Items from an interface collection
###

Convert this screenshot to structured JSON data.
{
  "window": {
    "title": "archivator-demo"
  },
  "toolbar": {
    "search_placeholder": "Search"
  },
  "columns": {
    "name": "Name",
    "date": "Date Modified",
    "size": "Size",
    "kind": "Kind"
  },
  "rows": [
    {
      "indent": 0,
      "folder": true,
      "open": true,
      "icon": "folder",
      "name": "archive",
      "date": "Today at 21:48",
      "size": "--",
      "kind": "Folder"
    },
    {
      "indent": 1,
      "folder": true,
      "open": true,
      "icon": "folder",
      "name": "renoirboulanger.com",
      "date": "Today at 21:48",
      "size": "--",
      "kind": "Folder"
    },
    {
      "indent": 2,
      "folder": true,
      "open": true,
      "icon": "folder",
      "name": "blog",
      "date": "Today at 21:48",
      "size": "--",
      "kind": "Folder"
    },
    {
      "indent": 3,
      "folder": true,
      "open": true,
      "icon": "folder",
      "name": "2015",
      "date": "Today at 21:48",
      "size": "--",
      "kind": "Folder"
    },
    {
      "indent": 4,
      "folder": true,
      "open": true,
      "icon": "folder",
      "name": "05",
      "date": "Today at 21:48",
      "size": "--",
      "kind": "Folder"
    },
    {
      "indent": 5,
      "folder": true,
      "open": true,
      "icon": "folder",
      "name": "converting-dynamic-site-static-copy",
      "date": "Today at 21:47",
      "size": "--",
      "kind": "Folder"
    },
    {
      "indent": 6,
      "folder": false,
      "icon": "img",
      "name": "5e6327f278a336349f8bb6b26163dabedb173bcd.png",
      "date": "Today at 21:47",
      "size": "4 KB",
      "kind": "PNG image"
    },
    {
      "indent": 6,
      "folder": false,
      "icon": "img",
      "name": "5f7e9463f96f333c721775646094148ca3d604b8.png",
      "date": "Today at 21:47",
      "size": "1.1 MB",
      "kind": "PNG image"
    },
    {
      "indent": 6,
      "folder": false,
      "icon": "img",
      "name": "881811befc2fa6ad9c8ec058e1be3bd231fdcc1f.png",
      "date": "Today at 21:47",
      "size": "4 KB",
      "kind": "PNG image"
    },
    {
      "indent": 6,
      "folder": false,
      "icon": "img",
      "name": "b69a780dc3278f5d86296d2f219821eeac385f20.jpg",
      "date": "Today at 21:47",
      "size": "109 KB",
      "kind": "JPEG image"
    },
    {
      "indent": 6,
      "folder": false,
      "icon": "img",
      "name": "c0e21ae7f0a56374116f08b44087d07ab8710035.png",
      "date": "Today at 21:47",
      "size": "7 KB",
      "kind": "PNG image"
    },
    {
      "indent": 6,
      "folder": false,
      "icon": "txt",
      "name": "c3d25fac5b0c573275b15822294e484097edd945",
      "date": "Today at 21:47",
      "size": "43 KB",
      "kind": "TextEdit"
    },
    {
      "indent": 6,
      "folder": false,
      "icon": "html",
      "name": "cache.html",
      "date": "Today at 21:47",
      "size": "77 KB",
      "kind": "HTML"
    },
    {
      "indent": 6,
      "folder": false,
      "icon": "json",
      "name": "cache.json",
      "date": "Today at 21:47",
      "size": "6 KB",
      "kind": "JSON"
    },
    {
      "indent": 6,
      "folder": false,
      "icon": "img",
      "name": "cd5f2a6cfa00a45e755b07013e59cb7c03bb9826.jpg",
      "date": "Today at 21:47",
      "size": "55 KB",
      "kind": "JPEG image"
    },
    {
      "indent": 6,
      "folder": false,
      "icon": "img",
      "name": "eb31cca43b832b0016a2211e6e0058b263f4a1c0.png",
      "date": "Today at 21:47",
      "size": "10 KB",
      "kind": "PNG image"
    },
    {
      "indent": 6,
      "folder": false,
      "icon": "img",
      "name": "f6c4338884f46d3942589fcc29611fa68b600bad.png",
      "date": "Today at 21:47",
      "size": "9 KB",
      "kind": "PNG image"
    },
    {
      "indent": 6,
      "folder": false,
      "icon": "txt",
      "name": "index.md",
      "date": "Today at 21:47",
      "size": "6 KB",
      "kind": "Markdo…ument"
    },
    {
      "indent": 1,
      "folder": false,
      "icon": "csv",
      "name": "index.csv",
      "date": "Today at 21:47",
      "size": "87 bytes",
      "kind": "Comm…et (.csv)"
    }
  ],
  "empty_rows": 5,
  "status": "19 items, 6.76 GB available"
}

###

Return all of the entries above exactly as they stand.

### [Solution]
Convert this screenshot to structured JSON data.
{
  "window": {
    "title": "archivator-demo"
  },
  "toolbar": {
    "search_placeholder": "Search"
  },
  "columns": {
    "name": "Name",
    "date": "Date Modified",
    "size": "Size",
    "kind": "Kind"
  },
  "rows": [
    {
      "indent": 0,
      "folder": true,
      "open": true,
      "icon": "folder",
      "name": "archive",
      "date": "Today at 21:48",
      "size": "--",
      "kind": "Folder"
    },
    {
      "indent": 1,
      "folder": true,
      "open": true,
      "icon": "folder",
      "name": "renoirboulanger.com",
      "date": "Today at 21:48",
      "size": "--",
      "kind": "Folder"
    },
    {
      "indent": 2,
      "folder": true,
      "open": true,
      "icon": "folder",
      "name": "blog",
      "date": "Today at 21:48",
      "size": "--",
      "kind": "Folder"
    },
    {
      "indent": 3,
      "folder": true,
      "open": true,
      "icon": "folder",
      "name": "2015",
      "date": "Today at 21:48",
      "size": "--",
      "kind": "Folder"
    },
    {
      "indent": 4,
      "folder": true,
      "open": true,
      "icon": "folder",
      "name": "05",
      "date": "Today at 21:48",
      "size": "--",
      "kind": "Folder"
    },
    {
      "indent": 5,
      "folder": true,
      "open": true,
      "icon": "folder",
      "name": "converting-dynamic-site-static-copy",
      "date": "Today at 21:47",
      "size": "--",
      "kind": "Folder"
    },
    {
      "indent": 6,
      "folder": false,
      "icon": "img",
      "name": "5e6327f278a336349f8bb6b26163dabedb173bcd.png",
      "date": "Today at 21:47",
      "size": "4 KB",
      "kind": "PNG image"
    },
    {
      "indent": 6,
      "folder": false,
      "icon": "img",
      "name": "5f7e9463f96f333c721775646094148ca3d604b8.png",
      "date": "Today at 21:47",
      "size": "1.1 MB",
      "kind": "PNG image"
    },
    {
      "indent": 6,
      "folder": false,
      "icon": "img",
      "name": "881811befc2fa6ad9c8ec058e1be3bd231fdcc1f.png",
      "date": "Today at 21:47",
      "size": "4 KB",
      "kind": "PNG image"
    },
    {
      "indent": 6,
      "folder": false,
      "icon": "img",
      "name": "b69a780dc3278f5d86296d2f219821eeac385f20.jpg",
      "date": "Today at 21:47",
      "size": "109 KB",
      "kind": "JPEG image"
    },
    {
      "indent": 6,
      "folder": false,
      "icon": "img",
      "name": "c0e21ae7f0a56374116f08b44087d07ab8710035.png",
      "date": "Today at 21:47",
      "size": "7 KB",
      "kind": "PNG image"
    },
    {
      "indent": 6,
      "folder": false,
      "icon": "txt",
      "name": "c3d25fac5b0c573275b15822294e484097edd945",
      "date": "Today at 21:47",
      "size": "43 KB",
      "kind": "TextEdit"
    },
    {
      "indent": 6,
      "folder": false,
      "icon": "html",
      "name": "cache.html",
      "date": "Today at 21:47",
      "size": "77 KB",
      "kind": "HTML"
    },
    {
      "indent": 6,
      "folder": false,
      "icon": "json",
      "name": "cache.json",
      "date": "Today at 21:47",
      "size": "6 KB",
      "kind": "JSON"
    },
    {
      "indent": 6,
      "folder": false,
      "icon": "img",
      "name": "cd5f2a6cfa00a45e755b07013e59cb7c03bb9826.jpg",
      "date": "Today at 21:47",
      "size": "55 KB",
      "kind": "JPEG image"
    },
    {
      "indent": 6,
      "folder": false,
      "icon": "img",
      "name": "eb31cca43b832b0016a2211e6e0058b263f4a1c0.png",
      "date": "Today at 21:47",
      "size": "10 KB",
      "kind": "PNG image"
    },
    {
      "indent": 6,
      "folder": false,
      "icon": "img",
      "name": "f6c4338884f46d3942589fcc29611fa68b600bad.png",
      "date": "Today at 21:47",
      "size": "9 KB",
      "kind": "PNG image"
    },
    {
      "indent": 6,
      "folder": false,
      "icon": "txt",
      "name": "index.md",
      "date": "Today at 21:47",
      "size": "6 KB",
      "kind": "Markdo…ument"
    },
    {
      "indent": 1,
      "folder": false,
      "icon": "csv",
      "name": "index.csv",
      "date": "Today at 21:47",
      "size": "87 bytes",
      "kind": "Comm…et (.csv)"
    }
  ],
  "empty_rows": 5,
  "status": "19 items, 6.76 GB available"
}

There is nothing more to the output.